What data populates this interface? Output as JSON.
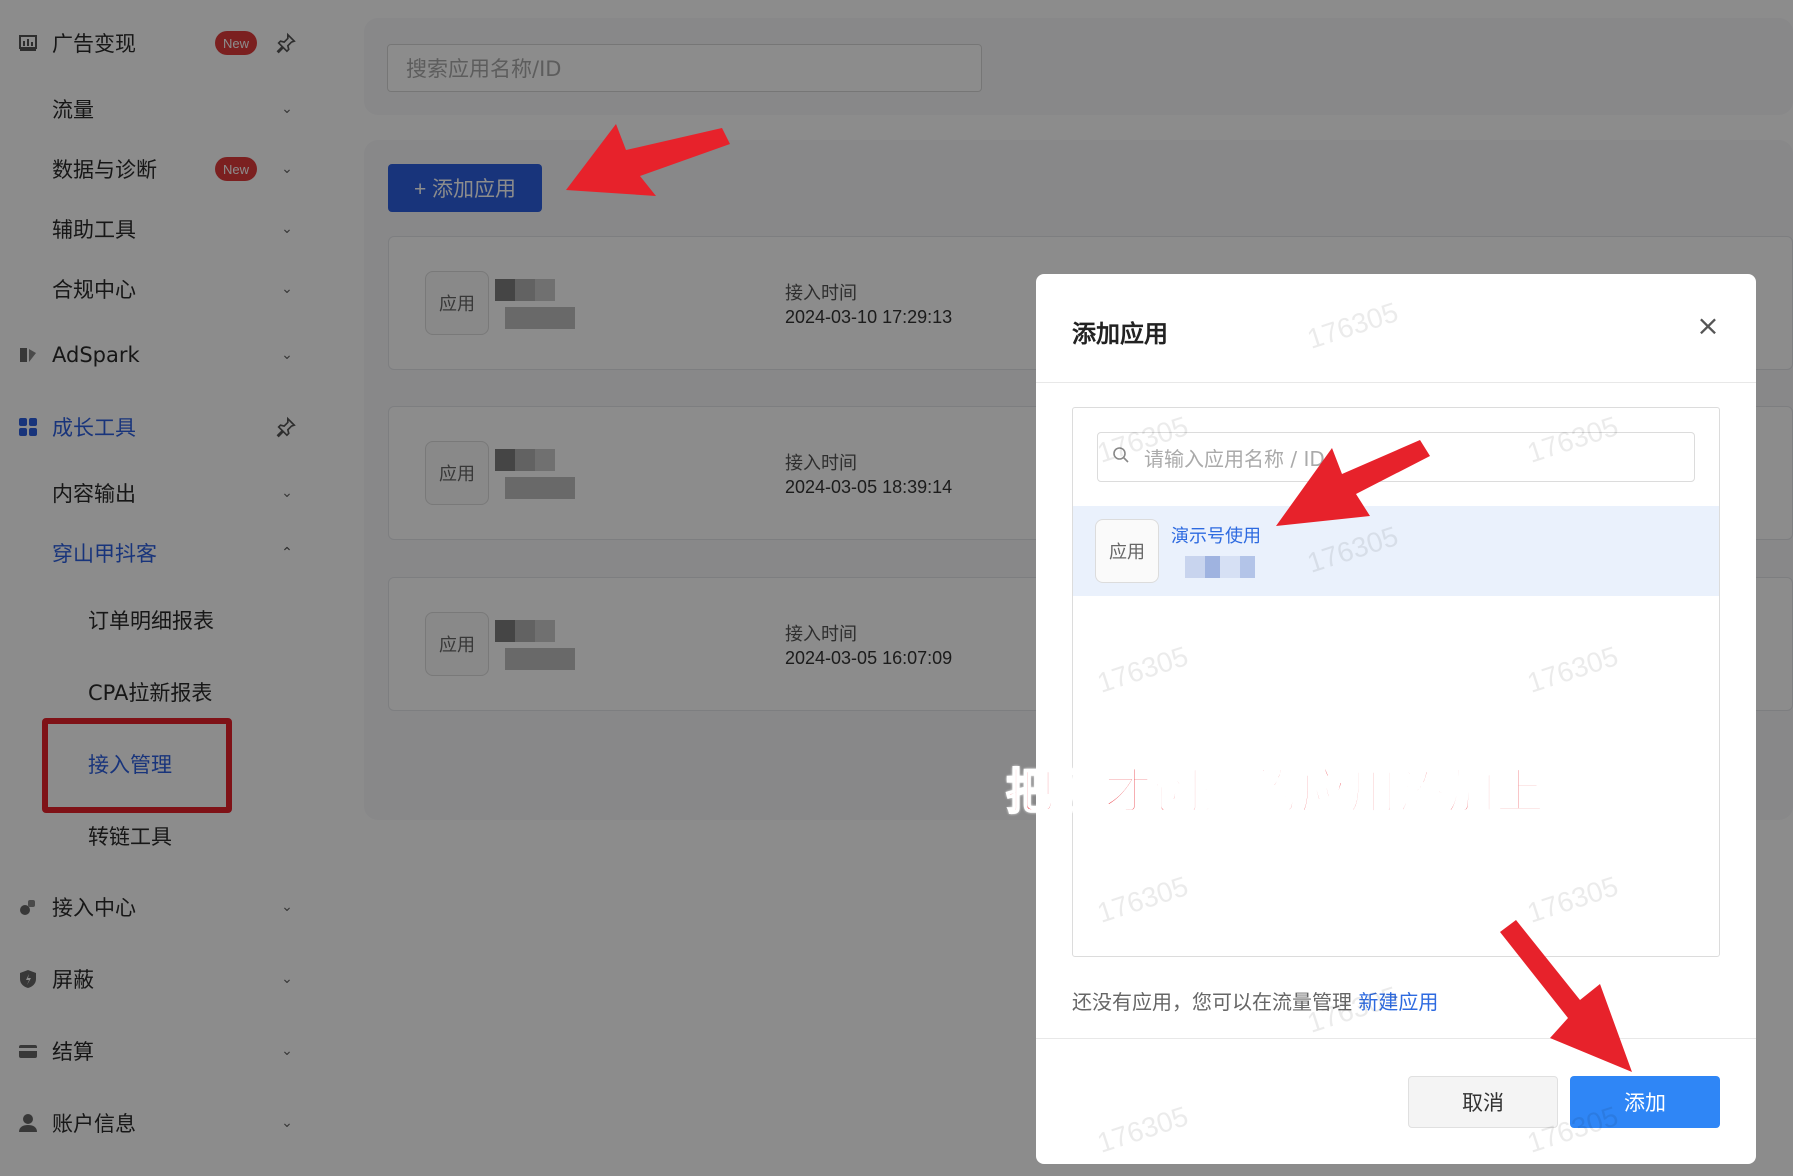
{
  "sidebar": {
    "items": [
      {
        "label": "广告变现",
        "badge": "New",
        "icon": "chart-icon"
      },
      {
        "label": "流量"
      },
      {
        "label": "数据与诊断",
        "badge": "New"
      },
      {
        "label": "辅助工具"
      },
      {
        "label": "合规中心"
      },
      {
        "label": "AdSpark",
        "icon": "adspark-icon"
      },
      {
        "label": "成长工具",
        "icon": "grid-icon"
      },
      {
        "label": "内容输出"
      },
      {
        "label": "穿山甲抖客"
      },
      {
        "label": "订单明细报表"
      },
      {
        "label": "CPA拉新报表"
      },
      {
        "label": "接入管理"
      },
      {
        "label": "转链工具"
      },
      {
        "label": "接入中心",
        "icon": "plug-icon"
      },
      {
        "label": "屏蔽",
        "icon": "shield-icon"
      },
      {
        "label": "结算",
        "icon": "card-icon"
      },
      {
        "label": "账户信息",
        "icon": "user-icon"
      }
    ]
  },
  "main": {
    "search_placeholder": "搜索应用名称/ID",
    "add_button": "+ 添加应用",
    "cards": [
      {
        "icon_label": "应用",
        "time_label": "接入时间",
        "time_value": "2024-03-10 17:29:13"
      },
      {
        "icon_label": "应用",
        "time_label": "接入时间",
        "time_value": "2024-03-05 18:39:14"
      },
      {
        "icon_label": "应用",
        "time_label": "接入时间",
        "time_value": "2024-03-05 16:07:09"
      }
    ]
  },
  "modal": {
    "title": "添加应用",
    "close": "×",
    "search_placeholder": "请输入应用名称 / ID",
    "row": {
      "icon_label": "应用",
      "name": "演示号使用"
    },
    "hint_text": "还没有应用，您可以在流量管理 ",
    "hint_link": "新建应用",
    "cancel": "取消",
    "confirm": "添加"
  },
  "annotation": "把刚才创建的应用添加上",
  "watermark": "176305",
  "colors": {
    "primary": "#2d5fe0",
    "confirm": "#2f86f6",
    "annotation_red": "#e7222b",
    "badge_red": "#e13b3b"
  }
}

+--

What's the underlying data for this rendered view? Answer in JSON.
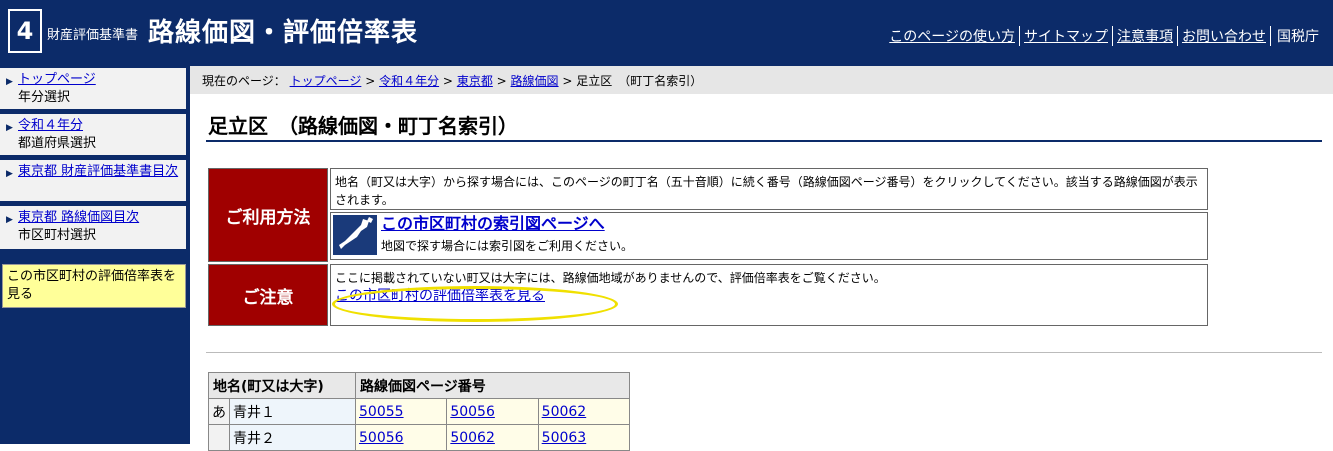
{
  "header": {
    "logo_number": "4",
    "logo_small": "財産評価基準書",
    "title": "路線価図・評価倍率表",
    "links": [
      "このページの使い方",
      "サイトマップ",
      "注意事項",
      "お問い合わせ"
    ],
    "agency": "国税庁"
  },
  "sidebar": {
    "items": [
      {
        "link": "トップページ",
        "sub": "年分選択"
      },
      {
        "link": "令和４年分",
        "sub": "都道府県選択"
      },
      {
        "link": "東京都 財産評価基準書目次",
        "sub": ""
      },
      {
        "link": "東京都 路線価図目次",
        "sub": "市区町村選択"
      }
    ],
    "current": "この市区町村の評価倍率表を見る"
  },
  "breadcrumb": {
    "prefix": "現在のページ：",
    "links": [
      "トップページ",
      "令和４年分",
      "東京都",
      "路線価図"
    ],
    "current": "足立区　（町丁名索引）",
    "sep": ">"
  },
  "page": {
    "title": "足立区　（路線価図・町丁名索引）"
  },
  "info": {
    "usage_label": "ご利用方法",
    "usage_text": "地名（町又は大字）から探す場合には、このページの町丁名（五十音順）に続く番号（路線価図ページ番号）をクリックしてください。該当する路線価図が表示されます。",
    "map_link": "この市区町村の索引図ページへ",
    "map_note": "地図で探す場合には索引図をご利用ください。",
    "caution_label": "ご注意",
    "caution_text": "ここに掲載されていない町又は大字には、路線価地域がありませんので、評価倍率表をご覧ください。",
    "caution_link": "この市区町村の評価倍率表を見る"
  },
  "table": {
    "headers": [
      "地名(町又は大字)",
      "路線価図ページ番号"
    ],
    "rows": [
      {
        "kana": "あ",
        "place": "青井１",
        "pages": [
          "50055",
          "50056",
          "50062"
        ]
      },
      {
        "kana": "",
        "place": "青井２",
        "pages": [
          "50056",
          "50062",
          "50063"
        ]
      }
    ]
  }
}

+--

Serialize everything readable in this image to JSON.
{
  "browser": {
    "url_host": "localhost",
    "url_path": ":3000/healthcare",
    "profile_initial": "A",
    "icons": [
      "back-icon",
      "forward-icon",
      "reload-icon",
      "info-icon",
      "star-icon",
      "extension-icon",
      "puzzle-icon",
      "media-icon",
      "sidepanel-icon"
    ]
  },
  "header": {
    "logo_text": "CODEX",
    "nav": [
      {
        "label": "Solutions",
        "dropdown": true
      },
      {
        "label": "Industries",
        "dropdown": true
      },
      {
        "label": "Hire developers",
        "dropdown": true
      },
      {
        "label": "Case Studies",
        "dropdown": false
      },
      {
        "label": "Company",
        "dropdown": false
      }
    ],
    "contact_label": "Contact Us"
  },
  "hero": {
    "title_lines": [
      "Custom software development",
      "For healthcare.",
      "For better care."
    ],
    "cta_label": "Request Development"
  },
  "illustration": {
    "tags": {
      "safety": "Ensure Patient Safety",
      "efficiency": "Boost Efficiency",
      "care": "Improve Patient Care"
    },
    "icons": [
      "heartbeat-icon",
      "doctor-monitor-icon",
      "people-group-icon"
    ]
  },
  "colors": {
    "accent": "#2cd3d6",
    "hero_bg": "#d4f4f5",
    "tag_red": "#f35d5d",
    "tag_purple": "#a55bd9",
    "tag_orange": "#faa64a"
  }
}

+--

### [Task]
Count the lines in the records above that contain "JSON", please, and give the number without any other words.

### [Exercise solution]
3